(Materials provided)

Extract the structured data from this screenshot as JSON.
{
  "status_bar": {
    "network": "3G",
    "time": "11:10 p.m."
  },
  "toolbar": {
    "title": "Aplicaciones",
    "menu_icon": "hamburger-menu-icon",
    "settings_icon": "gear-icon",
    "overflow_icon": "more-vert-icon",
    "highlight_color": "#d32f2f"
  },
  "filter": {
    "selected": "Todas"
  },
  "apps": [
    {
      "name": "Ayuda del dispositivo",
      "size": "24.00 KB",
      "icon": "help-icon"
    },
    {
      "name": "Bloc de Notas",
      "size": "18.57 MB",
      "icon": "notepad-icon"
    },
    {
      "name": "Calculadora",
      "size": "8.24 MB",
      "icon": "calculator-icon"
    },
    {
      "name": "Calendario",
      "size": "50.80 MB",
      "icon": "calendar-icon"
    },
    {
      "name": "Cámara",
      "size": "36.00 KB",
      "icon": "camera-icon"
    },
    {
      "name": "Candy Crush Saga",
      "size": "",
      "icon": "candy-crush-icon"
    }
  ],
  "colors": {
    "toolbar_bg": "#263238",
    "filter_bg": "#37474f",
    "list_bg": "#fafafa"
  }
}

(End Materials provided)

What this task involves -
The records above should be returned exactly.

Completed exercise -
Extract the structured data from this screenshot as JSON.
{
  "status_bar": {
    "network": "3G",
    "time": "11:10 p.m."
  },
  "toolbar": {
    "title": "Aplicaciones",
    "menu_icon": "hamburger-menu-icon",
    "settings_icon": "gear-icon",
    "overflow_icon": "more-vert-icon",
    "highlight_color": "#d32f2f"
  },
  "filter": {
    "selected": "Todas"
  },
  "apps": [
    {
      "name": "Ayuda del dispositivo",
      "size": "24.00 KB",
      "icon": "help-icon"
    },
    {
      "name": "Bloc de Notas",
      "size": "18.57 MB",
      "icon": "notepad-icon"
    },
    {
      "name": "Calculadora",
      "size": "8.24 MB",
      "icon": "calculator-icon"
    },
    {
      "name": "Calendario",
      "size": "50.80 MB",
      "icon": "calendar-icon"
    },
    {
      "name": "Cámara",
      "size": "36.00 KB",
      "icon": "camera-icon"
    },
    {
      "name": "Candy Crush Saga",
      "size": "",
      "icon": "candy-crush-icon"
    }
  ],
  "colors": {
    "toolbar_bg": "#263238",
    "filter_bg": "#37474f",
    "list_bg": "#fafafa"
  }
}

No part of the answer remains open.